Gillette Corporation’s newest battle for market share isn’t happening here in the U.S. or any other established market.
At this moment all eyes are on India as the leader in all-things-razor is placing third behind native brands such as Super Max and Malhotra Shaving Products.
In the past, Gillette focused it sales on flagship products and made their offerings only available to the wealthiest of international consumers. This left the company very little of the market and no way to secure future sales gains. In an effort to remain competitive Gillette changed its product creation strategy. The old way of doing business was not going to win over new consumers.
Gillette had to look at the big picture and decide what path to take. Instead of pricing a product after the costs of production had been accounted for, it relied on reverse engineering. Working from the standpoint of their potential market’s pocketbook, Gillette created product lines that met the budgetary needs of their desired consumer base.
This approach has allowed the company to become a growing fixture in the undeveloped markets, which are quickly being heralded as a key to their success. They have seen the model work with other products such as feminine hygiene products and water-saving laundry aids. The economic climate for traditional business has never been trickier.
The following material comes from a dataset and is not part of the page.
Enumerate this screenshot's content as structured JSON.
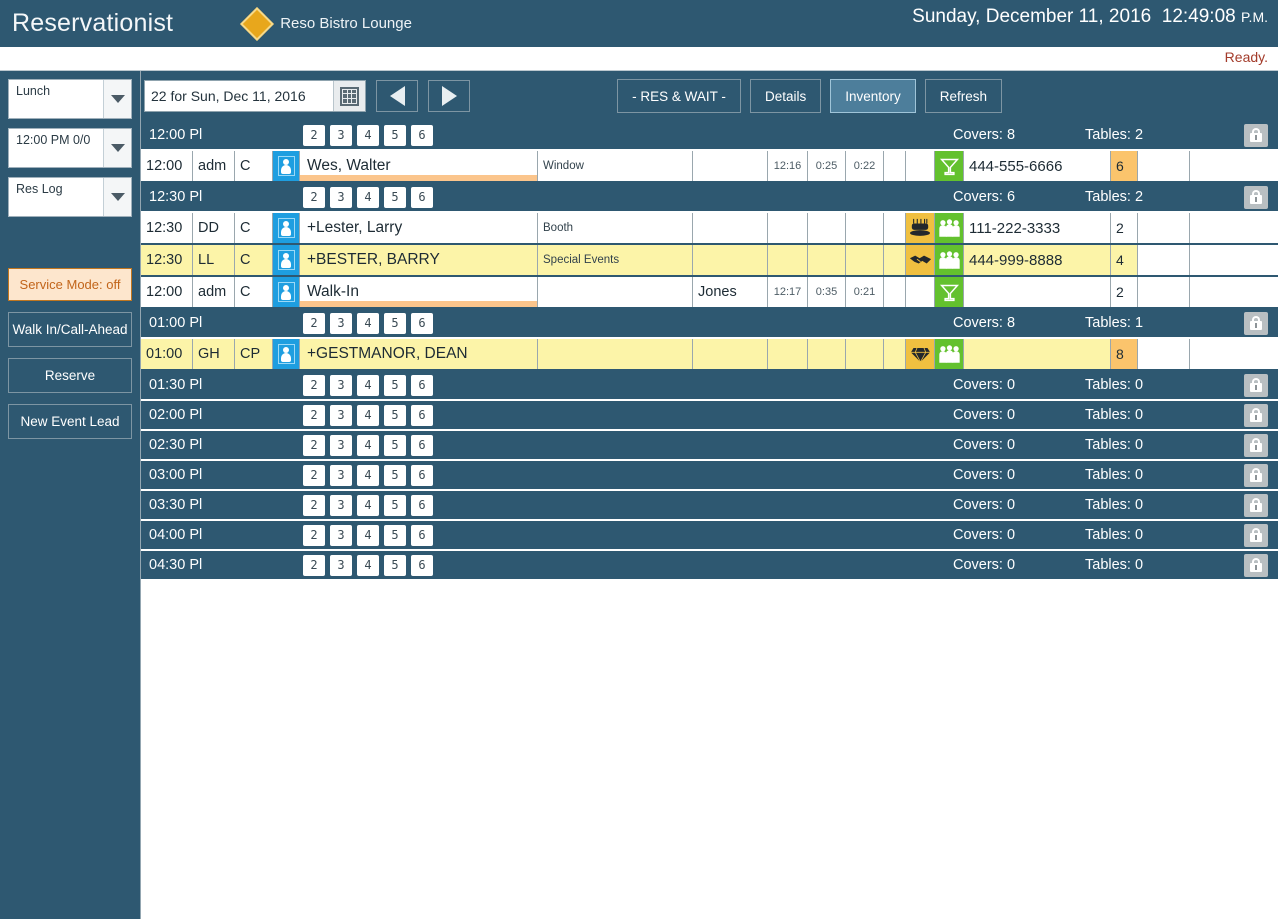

The marketplace is now made up of tiny micro markets; Gillette is hoping to recognize more of these opportunities to expand the brand into areas that were once considered unprofitable. These days it pays to be persistent — as Gillette’s raising sales figures can attest to.